On the bright side, there are a few highlights in the Patong area worth mentioning.

The Senses Resort: Our normal ritual for booking a hotel involves a lot of work. We pore over reviews on Agoda and TripAdvisor, careful to search for value (a formula involving cost, quality, location, and amenities, including the critically important wifi – this blog ain’t writing itself). And the resort that floated to the top in the case of Patong Beach was The Senses Resort. Located in the quiet hills behind Patong and built just last year, The Senses was a knock out – outfitted with large rooms, a soft bed, an infinity pool, and a nightly happy hour with strong pina coladas. After a few days in Patong we didn’t venture more than a few blocks from this place. I mean, why would you need to.
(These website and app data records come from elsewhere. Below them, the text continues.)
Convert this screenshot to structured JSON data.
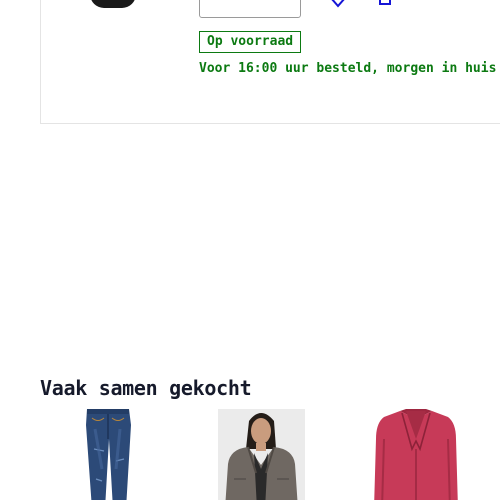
{
  "product": {
    "stock_status": "Op voorraad",
    "delivery_note": "Voor 16:00 uur besteld, morgen in huis",
    "status_color": "#0c7a12",
    "icons": [
      "wishlist-heart-icon",
      "shopping-bag-icon"
    ]
  },
  "related": {
    "title": "Vaak samen gekocht",
    "items": [
      {
        "image": "blue-skinny-jeans"
      },
      {
        "image": "model-in-grey-jacket"
      },
      {
        "image": "pink-blazer"
      }
    ]
  }
}
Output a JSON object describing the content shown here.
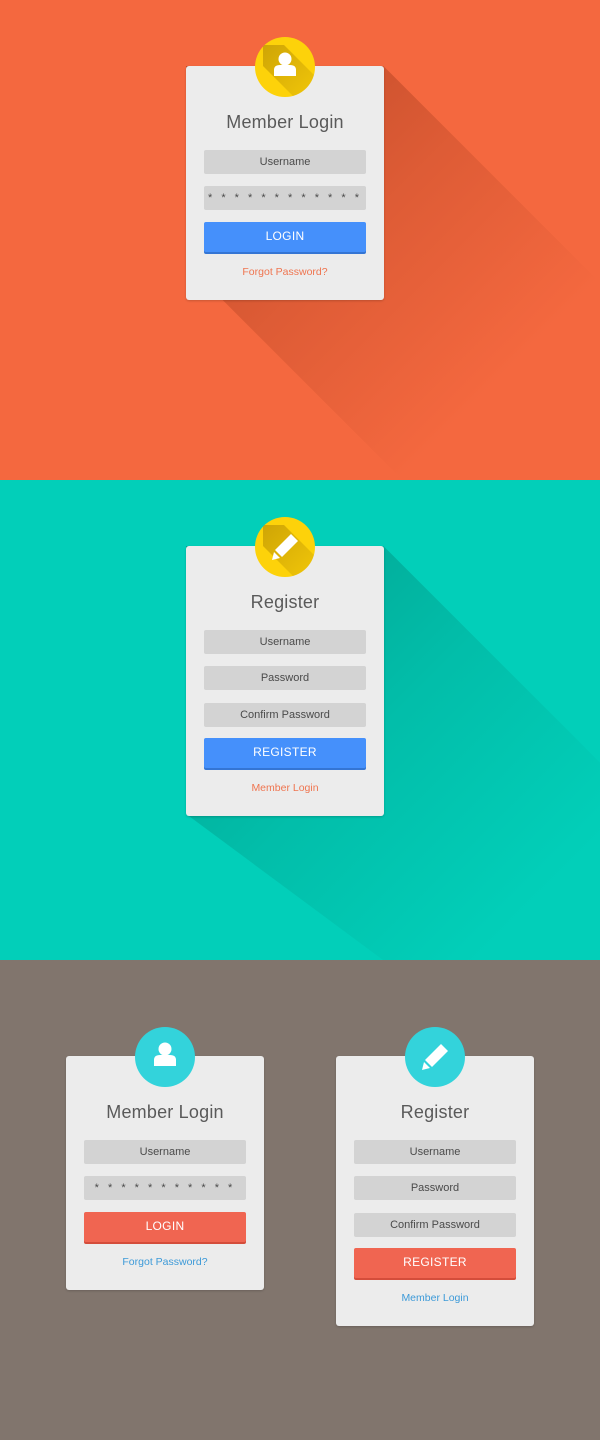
{
  "sections": [
    {
      "background": "#f4683f",
      "card": {
        "type": "login",
        "icon": "user-icon",
        "badge_color": "#fdd20a",
        "title": "Member Login",
        "username_placeholder": "Username",
        "password_value": "* * * * * * * * * * * *",
        "button_label": "LOGIN",
        "button_color": "#4590fb",
        "link_label": "Forgot Password?",
        "link_color": "#ef7550"
      }
    },
    {
      "background": "#02cfb9",
      "card": {
        "type": "register",
        "icon": "pencil-icon",
        "badge_color": "#fdd20a",
        "title": "Register",
        "username_placeholder": "Username",
        "password_placeholder": "Password",
        "confirm_placeholder": "Confirm Password",
        "button_label": "REGISTER",
        "button_color": "#4590fb",
        "link_label": "Member Login",
        "link_color": "#ef7550"
      }
    },
    {
      "background": "#81756d",
      "cards": [
        {
          "type": "login",
          "icon": "user-icon",
          "badge_color": "#33d3db",
          "title": "Member Login",
          "username_placeholder": "Username",
          "password_value": "* * * * * * * * * * *",
          "button_label": "LOGIN",
          "button_color": "#f06551",
          "link_label": "Forgot Password?",
          "link_color": "#3d9ad8"
        },
        {
          "type": "register",
          "icon": "pencil-icon",
          "badge_color": "#33d3db",
          "title": "Register",
          "username_placeholder": "Username",
          "password_placeholder": "Password",
          "confirm_placeholder": "Confirm Password",
          "button_label": "REGISTER",
          "button_color": "#f06551",
          "link_label": "Member Login",
          "link_color": "#3d9ad8"
        }
      ]
    }
  ]
}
The Restaurant with No Name: Always in search of the best local bites, there’s a bit of tango played with hotel staff each time we move to a new city. We generally ask where they eat; confused, they try to send us to the town’s cheesiest TGI McFridays look alike. Then on night two or three, with enough harassment, the hotel staff realizes what we’re looking for and we hit gold. In Patong, we didn’t get a restaurant name (doubt it had one), but we did get rough directions (bottom of the hill, hang a left, first open air restaurant you see on your left without tourists). The fiery papaya salad, and grilled pork and mushroom soup were perfect, and hinted at the culinary wonderlands we’d experience outside of Patong.

Hotter than hell papaya salad

The Amanpuri: I hadn’t seen an ultra-luxury resort until visiting Aman Resorts’ Amangani property located near Jackson Hole, Wyoming. I was wowed. Set in picture-perfect locals with only 50 or so rooms, Aman Resorts – for me – is the pinnacle of hotel luxury. When we found out Aman’s first hotel, Amanpuri, was just a taxi ride away, we decided to pay them a visit. The hotel concierge was nice enough to take us on a tour of the place – black granite infinity pools, white-sand private beaches, plush cabanas on rocky outcrops, yachts just for guests, villas that come with a cook and butler, the latter of whom brought us ice-cold towels and water…on a silver tray with orchids. Let me make this clear: if we could swing $1000/night rooms, Em and I would split the rest of our days on earth living in all of Aman’s 24 resorts. (Aman Management, if you find this post via google alerts, I want to work for you, like forever, http://www.linkedin.com/in/pattenwood)